[Dataset rows describing interfaces]
==============================
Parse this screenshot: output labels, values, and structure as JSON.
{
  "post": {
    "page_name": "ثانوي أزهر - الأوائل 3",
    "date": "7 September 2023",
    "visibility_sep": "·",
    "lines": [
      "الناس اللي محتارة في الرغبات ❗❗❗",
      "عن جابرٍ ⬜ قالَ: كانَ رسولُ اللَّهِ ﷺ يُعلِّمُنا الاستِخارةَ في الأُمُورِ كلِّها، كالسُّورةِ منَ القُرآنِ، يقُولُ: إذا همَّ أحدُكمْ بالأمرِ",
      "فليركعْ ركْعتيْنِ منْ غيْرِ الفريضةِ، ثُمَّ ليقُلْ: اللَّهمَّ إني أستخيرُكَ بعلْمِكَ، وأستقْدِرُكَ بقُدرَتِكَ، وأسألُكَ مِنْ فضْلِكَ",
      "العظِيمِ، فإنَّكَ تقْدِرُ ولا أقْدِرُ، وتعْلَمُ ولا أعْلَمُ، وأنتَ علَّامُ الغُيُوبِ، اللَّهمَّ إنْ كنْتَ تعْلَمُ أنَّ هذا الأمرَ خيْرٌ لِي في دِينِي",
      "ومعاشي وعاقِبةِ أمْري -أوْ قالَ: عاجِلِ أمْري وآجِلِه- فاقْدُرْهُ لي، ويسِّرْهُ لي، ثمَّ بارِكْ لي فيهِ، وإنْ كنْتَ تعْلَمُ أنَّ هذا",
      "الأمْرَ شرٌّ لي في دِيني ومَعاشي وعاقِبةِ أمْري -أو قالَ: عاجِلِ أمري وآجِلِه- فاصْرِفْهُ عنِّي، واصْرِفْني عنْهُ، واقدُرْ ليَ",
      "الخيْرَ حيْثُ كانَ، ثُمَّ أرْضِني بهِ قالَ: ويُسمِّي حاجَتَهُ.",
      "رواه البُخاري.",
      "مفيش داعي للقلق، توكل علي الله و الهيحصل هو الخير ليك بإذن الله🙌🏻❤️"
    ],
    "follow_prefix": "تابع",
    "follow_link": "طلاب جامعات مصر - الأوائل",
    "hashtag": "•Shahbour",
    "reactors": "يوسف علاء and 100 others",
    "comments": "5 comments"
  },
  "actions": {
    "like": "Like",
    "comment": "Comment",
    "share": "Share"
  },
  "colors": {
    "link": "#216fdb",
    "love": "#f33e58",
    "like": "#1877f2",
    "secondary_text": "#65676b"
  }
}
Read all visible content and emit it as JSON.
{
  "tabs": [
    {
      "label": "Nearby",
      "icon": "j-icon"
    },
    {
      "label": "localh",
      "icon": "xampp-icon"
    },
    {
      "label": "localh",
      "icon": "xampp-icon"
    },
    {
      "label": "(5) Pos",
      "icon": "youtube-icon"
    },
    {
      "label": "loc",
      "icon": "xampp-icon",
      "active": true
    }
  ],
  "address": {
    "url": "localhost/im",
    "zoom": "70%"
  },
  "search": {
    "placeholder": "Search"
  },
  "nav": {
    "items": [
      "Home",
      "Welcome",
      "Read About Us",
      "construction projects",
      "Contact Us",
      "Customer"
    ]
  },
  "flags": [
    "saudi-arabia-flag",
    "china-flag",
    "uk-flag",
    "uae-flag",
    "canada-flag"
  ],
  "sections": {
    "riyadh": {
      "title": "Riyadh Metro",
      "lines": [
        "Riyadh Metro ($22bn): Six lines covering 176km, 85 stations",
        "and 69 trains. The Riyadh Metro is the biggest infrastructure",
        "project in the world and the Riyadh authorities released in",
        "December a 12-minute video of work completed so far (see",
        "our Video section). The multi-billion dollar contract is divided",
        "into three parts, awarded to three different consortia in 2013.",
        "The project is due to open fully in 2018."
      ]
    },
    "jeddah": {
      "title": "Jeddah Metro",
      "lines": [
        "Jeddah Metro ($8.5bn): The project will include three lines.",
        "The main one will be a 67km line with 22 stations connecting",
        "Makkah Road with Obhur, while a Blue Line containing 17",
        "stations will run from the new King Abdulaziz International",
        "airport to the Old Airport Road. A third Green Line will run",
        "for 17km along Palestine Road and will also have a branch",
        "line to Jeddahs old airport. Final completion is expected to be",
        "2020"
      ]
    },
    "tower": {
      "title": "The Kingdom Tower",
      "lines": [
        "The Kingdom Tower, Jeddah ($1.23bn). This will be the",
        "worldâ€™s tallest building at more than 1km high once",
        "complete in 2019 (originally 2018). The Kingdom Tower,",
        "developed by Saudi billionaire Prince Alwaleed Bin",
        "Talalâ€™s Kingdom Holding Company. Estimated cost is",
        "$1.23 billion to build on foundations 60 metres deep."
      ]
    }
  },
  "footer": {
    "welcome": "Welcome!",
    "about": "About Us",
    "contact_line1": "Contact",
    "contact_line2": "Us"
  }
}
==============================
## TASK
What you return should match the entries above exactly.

## TASK RESPONSE
Parse this screenshot: output labels, values, and structure as JSON.
{
  "post": {
    "page_name": "ثانوي أزهر - الأوائل 3",
    "date": "7 September 2023",
    "visibility_sep": "·",
    "lines": [
      "الناس اللي محتارة في الرغبات ❗❗❗",
      "عن جابرٍ ⬜ قالَ: كانَ رسولُ اللَّهِ ﷺ يُعلِّمُنا الاستِخارةَ في الأُمُورِ كلِّها، كالسُّورةِ منَ القُرآنِ، يقُولُ: إذا همَّ أحدُكمْ بالأمرِ",
      "فليركعْ ركْعتيْنِ منْ غيْرِ الفريضةِ، ثُمَّ ليقُلْ: اللَّهمَّ إني أستخيرُكَ بعلْمِكَ، وأستقْدِرُكَ بقُدرَتِكَ، وأسألُكَ مِنْ فضْلِكَ",
      "العظِيمِ، فإنَّكَ تقْدِرُ ولا أقْدِرُ، وتعْلَمُ ولا أعْلَمُ، وأنتَ علَّامُ الغُيُوبِ، اللَّهمَّ إنْ كنْتَ تعْلَمُ أنَّ هذا الأمرَ خيْرٌ لِي في دِينِي",
      "ومعاشي وعاقِبةِ أمْري -أوْ قالَ: عاجِلِ أمْري وآجِلِه- فاقْدُرْهُ لي، ويسِّرْهُ لي، ثمَّ بارِكْ لي فيهِ، وإنْ كنْتَ تعْلَمُ أنَّ هذا",
      "الأمْرَ شرٌّ لي في دِيني ومَعاشي وعاقِبةِ أمْري -أو قالَ: عاجِلِ أمري وآجِلِه- فاصْرِفْهُ عنِّي، واصْرِفْني عنْهُ، واقدُرْ ليَ",
      "الخيْرَ حيْثُ كانَ، ثُمَّ أرْضِني بهِ قالَ: ويُسمِّي حاجَتَهُ.",
      "رواه البُخاري.",
      "مفيش داعي للقلق، توكل علي الله و الهيحصل هو الخير ليك بإذن الله🙌🏻❤️"
    ],
    "follow_prefix": "تابع",
    "follow_link": "طلاب جامعات مصر - الأوائل",
    "hashtag": "•Shahbour",
    "reactors": "يوسف علاء and 100 others",
    "comments": "5 comments"
  },
  "actions": {
    "like": "Like",
    "comment": "Comment",
    "share": "Share"
  },
  "colors": {
    "link": "#216fdb",
    "love": "#f33e58",
    "like": "#1877f2",
    "secondary_text": "#65676b"
  }
}
Read all visible content and emit it as JSON.
{
  "tabs": [
    {
      "label": "Nearby",
      "icon": "j-icon"
    },
    {
      "label": "localh",
      "icon": "xampp-icon"
    },
    {
      "label": "localh",
      "icon": "xampp-icon"
    },
    {
      "label": "(5) Pos",
      "icon": "youtube-icon"
    },
    {
      "label": "loc",
      "icon": "xampp-icon",
      "active": true
    }
  ],
  "address": {
    "url": "localhost/im",
    "zoom": "70%"
  },
  "search": {
    "placeholder": "Search"
  },
  "nav": {
    "items": [
      "Home",
      "Welcome",
      "Read About Us",
      "construction projects",
      "Contact Us",
      "Customer"
    ]
  },
  "flags": [
    "saudi-arabia-flag",
    "china-flag",
    "uk-flag",
    "uae-flag",
    "canada-flag"
  ],
  "sections": {
    "riyadh": {
      "title": "Riyadh Metro",
      "lines": [
        "Riyadh Metro ($22bn): Six lines covering 176km, 85 stations",
        "and 69 trains. The Riyadh Metro is the biggest infrastructure",
        "project in the world and the Riyadh authorities released in",
        "December a 12-minute video of work completed so far (see",
        "our Video section). The multi-billion dollar contract is divided",
        "into three parts, awarded to three different consortia in 2013.",
        "The project is due to open fully in 2018."
      ]
    },
    "jeddah": {
      "title": "Jeddah Metro",
      "lines": [
        "Jeddah Metro ($8.5bn): The project will include three lines.",
        "The main one will be a 67km line with 22 stations connecting",
        "Makkah Road with Obhur, while a Blue Line containing 17",
        "stations will run from the new King Abdulaziz International",
        "airport to the Old Airport Road. A third Green Line will run",
        "for 17km along Palestine Road and will also have a branch",
        "line to Jeddahs old airport. Final completion is expected to be",
        "2020"
      ]
    },
    "tower": {
      "title": "The Kingdom Tower",
      "lines": [
        "The Kingdom Tower, Jeddah ($1.23bn). This will be the",
        "worldâ€™s tallest building at more than 1km high once",
        "complete in 2019 (originally 2018). The Kingdom Tower,",
        "developed by Saudi billionaire Prince Alwaleed Bin",
        "Talalâ€™s Kingdom Holding Company. Estimated cost is",
        "$1.23 billion to build on foundations 60 metres deep."
      ]
    }
  },
  "footer": {
    "welcome": "Welcome!",
    "about": "About Us",
    "contact_line1": "Contact",
    "contact_line2": "Us"
  }
}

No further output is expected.